Here’s some interesting news to share with you! California’s attorney general has requested that the Federal Housing Finance Agency suspend foreclosure sales in the state for home owners with government-backed mortgages. 

Attorney General Kamala D. Harris has requested that home owners with loans backed by Fannie Mae and Freddie Mac get a temporary reprieve from foreclosures while housing regulators conduct reviews of whether at-risk home owners are eligible to have the amount they owe on their mortgage reduced. 

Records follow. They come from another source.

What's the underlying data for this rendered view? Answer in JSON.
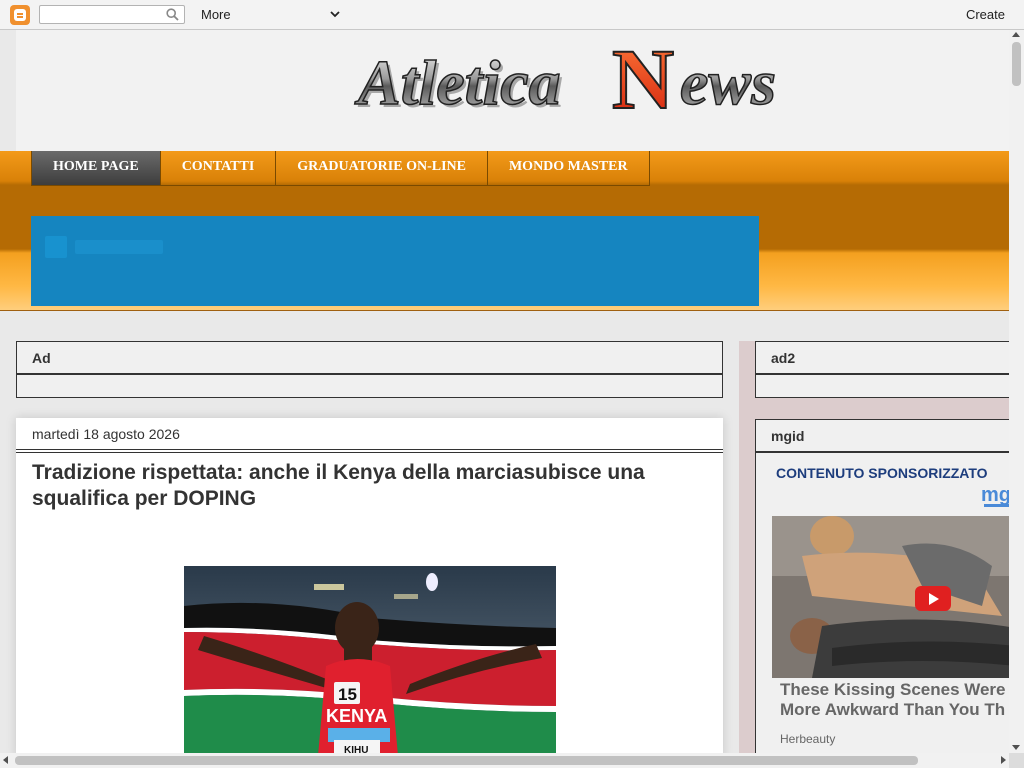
{
  "navbar": {
    "search_placeholder": "",
    "more_label": "More",
    "create_label": "Create"
  },
  "header": {
    "logo_text_1": "Atletica",
    "logo_text_big_n": "N",
    "logo_text_2": "ews",
    "logo_alt": "Atletica News"
  },
  "menu": {
    "items": [
      {
        "label": "HOME PAGE",
        "active": true
      },
      {
        "label": "CONTATTI",
        "active": false
      },
      {
        "label": "GRADUATORIE ON-LINE",
        "active": false
      },
      {
        "label": "MONDO MASTER",
        "active": false
      }
    ]
  },
  "widgets": {
    "ad_title": "Ad",
    "ad2_title": "ad2",
    "mgid_title": "mgid"
  },
  "post": {
    "date": "martedì 18 agosto 2026",
    "title": "Tradizione rispettata: anche il Kenya della marciasubisce una squalifica per DOPING",
    "image": {
      "bib_number": "15",
      "shirt_text": "KENYA",
      "bib_name": "KIHU"
    }
  },
  "mgid": {
    "sponsored_label": "CONTENUTO SPONSORIZZATO",
    "logo_text": "mg",
    "headline_line1": "These Kissing Scenes Were",
    "headline_line2": "More Awkward Than You Th",
    "source": "Herbeauty"
  },
  "colors": {
    "brand_orange": "#f39a19",
    "menu_active": "#4a4a4a",
    "banner_blue": "#1585c0",
    "sponsored_blue": "#1d3d7d",
    "logo_red": "#e8401c"
  }
}
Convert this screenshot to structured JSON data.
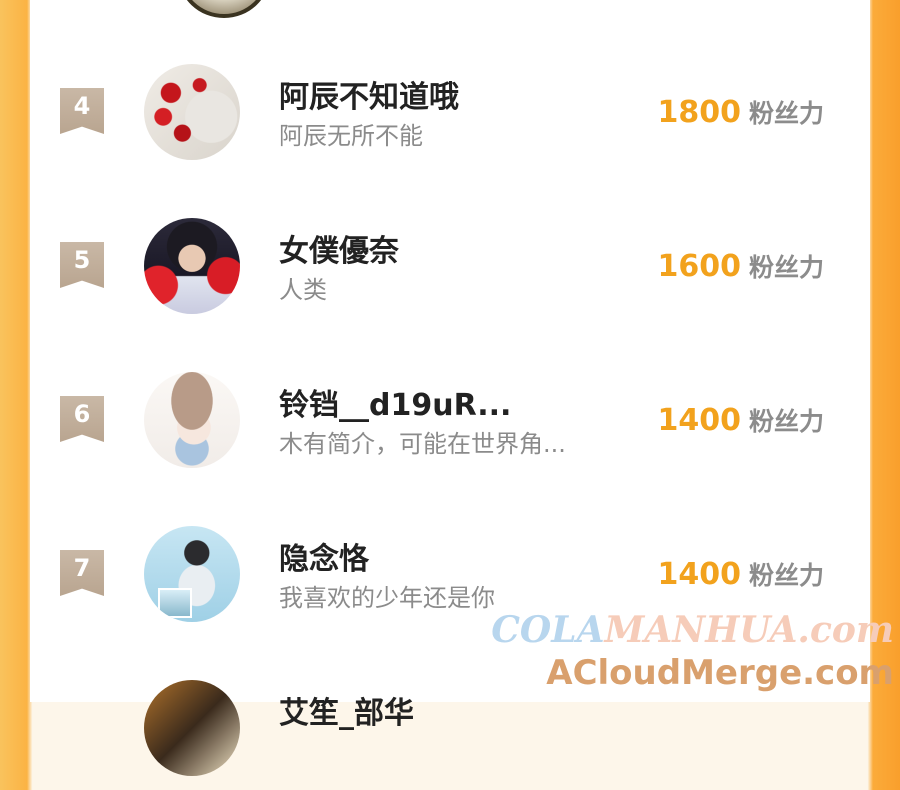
{
  "entries": [
    {
      "rank": "4",
      "name": "阿辰不知道哦",
      "bio": "阿辰无所不能",
      "score": "1800",
      "unit": "粉丝力"
    },
    {
      "rank": "5",
      "name": "女僕優奈",
      "bio": "人类",
      "score": "1600",
      "unit": "粉丝力"
    },
    {
      "rank": "6",
      "name": "铃铛__d19uR...",
      "bio": "木有简介，可能在世界角...",
      "score": "1400",
      "unit": "粉丝力"
    },
    {
      "rank": "7",
      "name": "隐念恪",
      "bio": "我喜欢的少年还是你",
      "score": "1400",
      "unit": "粉丝力"
    },
    {
      "name": "艾笙_部华"
    }
  ],
  "watermark": {
    "line1_prefix": "COLA",
    "line1_suffix": "MANHUA.com",
    "line2": "ACloudMerge.com"
  },
  "colors": {
    "accent": "#f2a21d",
    "badge": "#c4b19d",
    "frame": "#fbb344"
  }
}
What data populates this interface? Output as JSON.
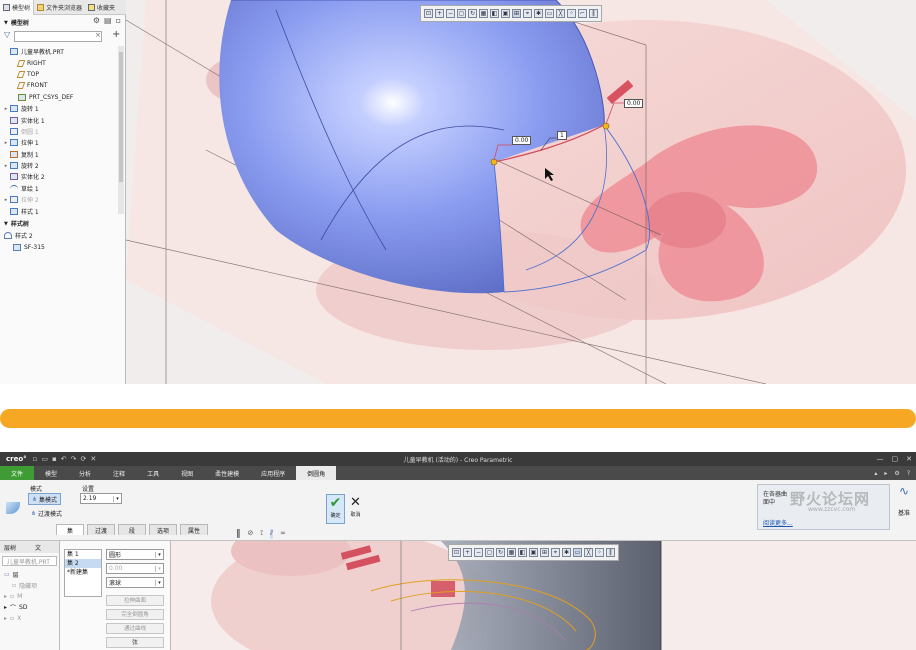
{
  "top": {
    "tabs": [
      {
        "label": "模型树"
      },
      {
        "label": "文件夹浏览器"
      },
      {
        "label": "收藏夹"
      }
    ],
    "tree_title": "模型树",
    "tree_items": [
      {
        "label": "儿童早教机.PRT",
        "dim": false,
        "expand": ""
      },
      {
        "label": "RIGHT",
        "dim": false,
        "expand": ""
      },
      {
        "label": "TOP",
        "dim": false,
        "expand": ""
      },
      {
        "label": "FRONT",
        "dim": false,
        "expand": ""
      },
      {
        "label": "PRT_CSYS_DEF",
        "dim": false,
        "expand": ""
      },
      {
        "label": "旋转 1",
        "dim": false,
        "expand": "▸"
      },
      {
        "label": "实体化 1",
        "dim": false,
        "expand": ""
      },
      {
        "label": "倒圆 1",
        "dim": true,
        "expand": ""
      },
      {
        "label": "拉伸 1",
        "dim": false,
        "expand": "▸"
      },
      {
        "label": "复制 1",
        "dim": false,
        "expand": ""
      },
      {
        "label": "旋转 2",
        "dim": false,
        "expand": "▸"
      },
      {
        "label": "实体化 2",
        "dim": false,
        "expand": ""
      },
      {
        "label": "草绘 1",
        "dim": false,
        "expand": ""
      },
      {
        "label": "拉伸 2",
        "dim": true,
        "expand": "▸"
      },
      {
        "label": "样式 1",
        "dim": false,
        "expand": ""
      }
    ],
    "style_tree_title": "样式树",
    "style_items": [
      {
        "label": "样式 2"
      },
      {
        "label": "SF-315"
      }
    ],
    "dim_labels": {
      "d1": "0.00",
      "d2": "0.00",
      "d3": "1"
    }
  },
  "bottom": {
    "logo": "creo°",
    "window_title": "儿童早教机 (活动的) - Creo Parametric",
    "menus": [
      {
        "label": "文件",
        "type": "file"
      },
      {
        "label": "模型",
        "type": ""
      },
      {
        "label": "分析",
        "type": ""
      },
      {
        "label": "注释",
        "type": ""
      },
      {
        "label": "工具",
        "type": ""
      },
      {
        "label": "视图",
        "type": ""
      },
      {
        "label": "柔性建模",
        "type": ""
      },
      {
        "label": "应用程序",
        "type": ""
      },
      {
        "label": "倒圆角",
        "type": "active"
      }
    ],
    "ribbon": {
      "mode_label": "模式",
      "set_mode": "集模式",
      "transition_mode": "过渡模式",
      "settings_label": "设置",
      "radius_value": "2.19",
      "ok_label": "确定",
      "cancel_label": "取消",
      "subtabs": [
        "集",
        "过渡",
        "段",
        "选项",
        "属性"
      ],
      "help_text": "在各器曲面中",
      "learn_more": "阅读更多...",
      "datum_label": "基准",
      "watermark": "野火论坛网",
      "watermark_url": "www.zzcvc.com"
    },
    "left_panel": {
      "tabs": [
        "层树",
        "文"
      ],
      "search_placeholder": "儿童早教机.PRT",
      "items": [
        "层",
        "隐藏项",
        "M",
        "SD",
        "X"
      ]
    },
    "sets_panel": {
      "sets": [
        "集 1",
        "集 2",
        "*新建集"
      ],
      "shape": "圆形",
      "value": "0.00",
      "profile": "滚球",
      "buttons": [
        "拉伸曲面",
        "完全倒圆角",
        "通过曲线",
        "弦"
      ]
    }
  }
}
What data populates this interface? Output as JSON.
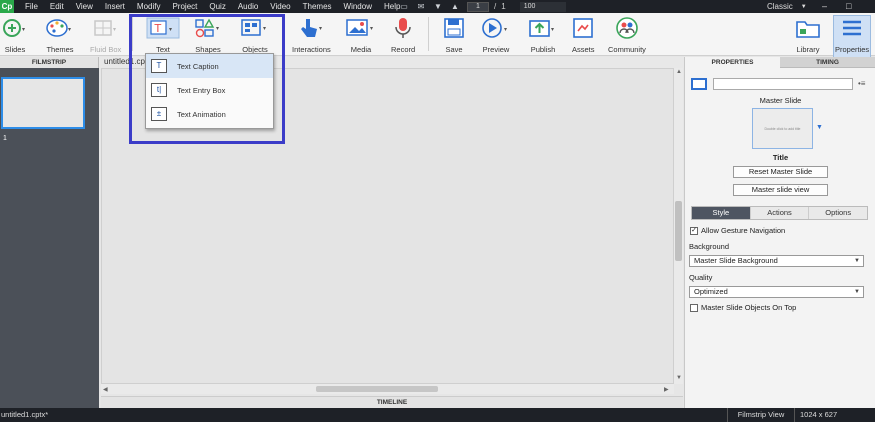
{
  "menubar": {
    "logo": "Cp",
    "items": [
      "File",
      "Edit",
      "View",
      "Insert",
      "Modify",
      "Project",
      "Quiz",
      "Audio",
      "Video",
      "Themes",
      "Window",
      "Help"
    ],
    "page_current": "1",
    "page_separator": "/",
    "page_total": "1",
    "zoom": "100",
    "workspace": "Classic",
    "window_controls": [
      "–",
      "□"
    ]
  },
  "toolbar": {
    "tools": [
      {
        "label": "Slides",
        "icon": "add-slide-icon"
      },
      {
        "label": "Themes",
        "icon": "palette-icon"
      },
      {
        "label": "Fluid Box",
        "icon": "fluid-box-icon"
      },
      {
        "label": "Text",
        "icon": "text-icon"
      },
      {
        "label": "Shapes",
        "icon": "shapes-icon"
      },
      {
        "label": "Objects",
        "icon": "objects-icon"
      },
      {
        "label": "Interactions",
        "icon": "pointer-hand-icon"
      },
      {
        "label": "Media",
        "icon": "image-icon"
      },
      {
        "label": "Record",
        "icon": "microphone-icon"
      },
      {
        "label": "Save",
        "icon": "floppy-icon"
      },
      {
        "label": "Preview",
        "icon": "play-icon"
      },
      {
        "label": "Publish",
        "icon": "publish-icon"
      },
      {
        "label": "Assets",
        "icon": "assets-icon"
      },
      {
        "label": "Community",
        "icon": "community-icon"
      },
      {
        "label": "Library",
        "icon": "folder-icon"
      },
      {
        "label": "Properties",
        "icon": "properties-icon"
      }
    ]
  },
  "text_dropdown": {
    "items": [
      {
        "label": "Text Caption",
        "icon_glyph": "T",
        "active": true
      },
      {
        "label": "Text Entry Box",
        "icon_glyph": "t|",
        "active": false
      },
      {
        "label": "Text Animation",
        "icon_glyph": "±",
        "active": false
      }
    ]
  },
  "filmstrip": {
    "header": "FILMSTRIP",
    "slide_number": "1"
  },
  "stage": {
    "tab": "untitled1.cptx*",
    "timeline_label": "TIMELINE"
  },
  "properties": {
    "tab_properties": "PROPERTIES",
    "tab_timing": "TIMING",
    "master_slide_label": "Master Slide",
    "preview_text": "Double click to add title",
    "layout_name": "Title",
    "reset_button": "Reset Master Slide",
    "view_button": "Master slide view",
    "tabs": [
      "Style",
      "Actions",
      "Options"
    ],
    "allow_gesture": "Allow Gesture Navigation",
    "background_label": "Background",
    "background_value": "Master Slide Background",
    "quality_label": "Quality",
    "quality_value": "Optimized",
    "master_objects_on_top": "Master Slide Objects On Top"
  },
  "statusbar": {
    "filename": "untitled1.cptx*",
    "view": "Filmstrip View",
    "resolution": "1024 x 627"
  },
  "colors": {
    "highlight": "#3b3cc8",
    "selection": "#2d8de8",
    "menubar": "#1e2127"
  }
}
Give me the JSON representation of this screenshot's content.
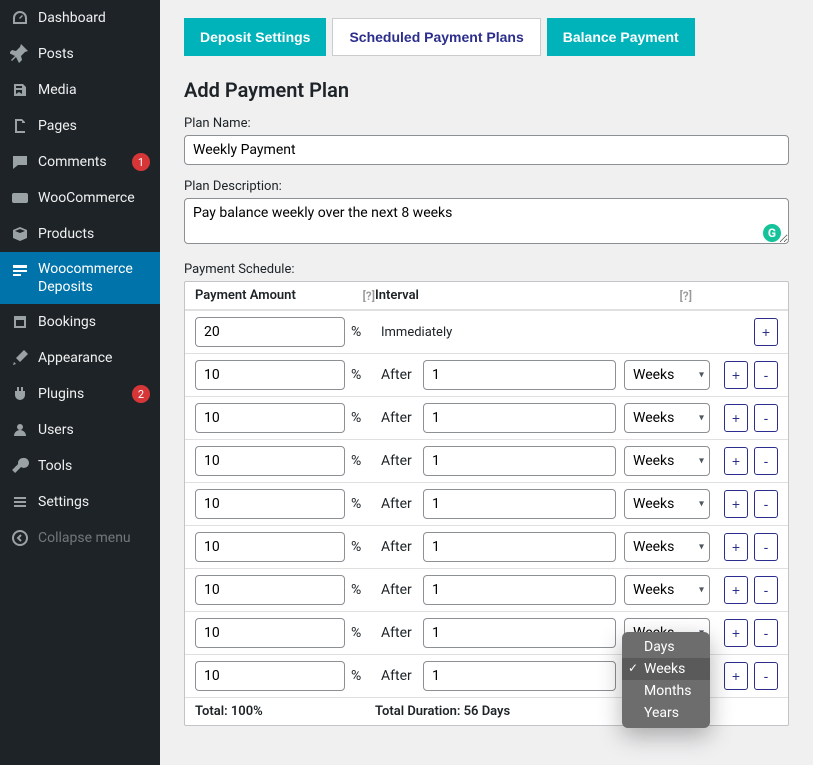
{
  "sidebar": {
    "items": [
      {
        "label": "Dashboard",
        "icon": "dashboard"
      },
      {
        "label": "Posts",
        "icon": "pin"
      },
      {
        "label": "Media",
        "icon": "media"
      },
      {
        "label": "Pages",
        "icon": "page"
      },
      {
        "label": "Comments",
        "icon": "comment",
        "badge": "1"
      },
      {
        "label": "WooCommerce",
        "icon": "woo"
      },
      {
        "label": "Products",
        "icon": "box"
      },
      {
        "label": "Woocommerce Deposits",
        "icon": "deposits",
        "active": true
      },
      {
        "label": "Bookings",
        "icon": "calendar"
      },
      {
        "label": "Appearance",
        "icon": "brush"
      },
      {
        "label": "Plugins",
        "icon": "plugin",
        "badge": "2"
      },
      {
        "label": "Users",
        "icon": "user"
      },
      {
        "label": "Tools",
        "icon": "wrench"
      },
      {
        "label": "Settings",
        "icon": "settings"
      }
    ],
    "collapse_label": "Collapse menu"
  },
  "tabs": [
    {
      "label": "Deposit Settings",
      "style": "teal"
    },
    {
      "label": "Scheduled Payment Plans",
      "style": "active"
    },
    {
      "label": "Balance Payment",
      "style": "teal"
    }
  ],
  "page_title": "Add Payment Plan",
  "form": {
    "plan_name_label": "Plan Name:",
    "plan_name_value": "Weekly Payment",
    "plan_desc_label": "Plan Description:",
    "plan_desc_value": "Pay balance weekly over the next 8 weeks",
    "schedule_label": "Payment Schedule:"
  },
  "schedule": {
    "amount_header": "Payment Amount",
    "interval_header": "Interval",
    "help_marker": "[?]",
    "percent_sign": "%",
    "after_label": "After",
    "immediately_label": "Immediately",
    "plus": "+",
    "minus": "-",
    "unit": "Weeks",
    "rows": [
      {
        "amount": "20",
        "immediate": true
      },
      {
        "amount": "10",
        "interval": "1",
        "unit": "Weeks"
      },
      {
        "amount": "10",
        "interval": "1",
        "unit": "Weeks"
      },
      {
        "amount": "10",
        "interval": "1",
        "unit": "Weeks"
      },
      {
        "amount": "10",
        "interval": "1",
        "unit": "Weeks"
      },
      {
        "amount": "10",
        "interval": "1",
        "unit": "Weeks"
      },
      {
        "amount": "10",
        "interval": "1",
        "unit": "Weeks"
      },
      {
        "amount": "10",
        "interval": "1",
        "unit": "Weeks"
      },
      {
        "amount": "10",
        "interval": "1",
        "unit": "Weeks"
      }
    ],
    "total_label": "Total: 100%",
    "duration_label": "Total Duration: 56 Days"
  },
  "dropdown": {
    "options": [
      "Days",
      "Weeks",
      "Months",
      "Years"
    ],
    "selected": "Weeks"
  },
  "grammarly_char": "G"
}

Fannie Mae and Freddie Mac have stated in the past that they’re opposed to mortgage principal reductions. The FHFA, which regulates Fannie and Freddie, has said that any such program would cost taxpayers $100 billion. 

More than half a million Californians have lost their home to foreclosure since 2008. What’s more, another half a million are in foreclosure or at “imminent” risk this year. Fannie and Freddie guarantee or own more than 60 percent of mortgages in California. 

Source: “California Seeks Suspension of Foreclosures,” Associated Press (Feb. 27, 2012) and “California AG Seeks Foreclosure Suspension,” MarketWatch (Feb. 27, 2012)

Freddie Loosens Credit Score Requirement for Refinacing

Freddie Mac announced it has eliminated its minimum credit score requirement for borrowers wanting to refinance, but they must have at least 20 percent equity in their home, HousingWire reports. Freddie Mac used to require a minimum credit score of 620. 

In following instructions from the Federal Housing Finance Agency, government-sponsored enterprises Freddie and Fannie Mae are both looking at how they can ease requirements to spur more refinances so more borrowers can take advantage of record-low mortgage rates.

Fannie Mae has removed a refinancing requirement that lenders must determine the borrower’s ability to repay — aimed at increasing refis and helping more underwater borrowers stay current on their mortgages. 

HousingWire reports that about 4 million loans serviced by Fannie Mae and Freddie Mac are underwater, in which the borrower owes more on their loan then their home is currently worth. 

Source: “Freddie Cuts Some Refi Credit Score Requirements,” HousingWire (Jan. 5, 2012)

More news from the “Sierra Foothills” of El Dorado, Placer, Amador and Sacramento Counties of California at: www.sierraproperties.com or www.dougandbudzeller.com

HARP Refinance Program Expanded

Borrowers who are current on their home loans may be able to refinance for lower interest rates, even if they are seriously upside down.  The Federal Housing Finance Agency (FHFA) announced today that it will broaden the scope of the Home Affordable Refinance Program (HARP) by removing the current 125 percent loan-to-value cap for fixed-rate mortgages backed by Fannie Mae and Freddie Mac. Other program enhancements include, among other things, reducing certain fees, eliminating the need for a new property appraisal if the FHFA has a reliable automated valuation model (AVM) estimate, and extending HARP until the end of 2013.  New federal guidelines for the HARP changes should be released to mortgage lenders and servicers by November 15.

More information is available from FHFA at http://www.fhfa.gov/webfiles/22721/HARP_release_102411_Final.pdf.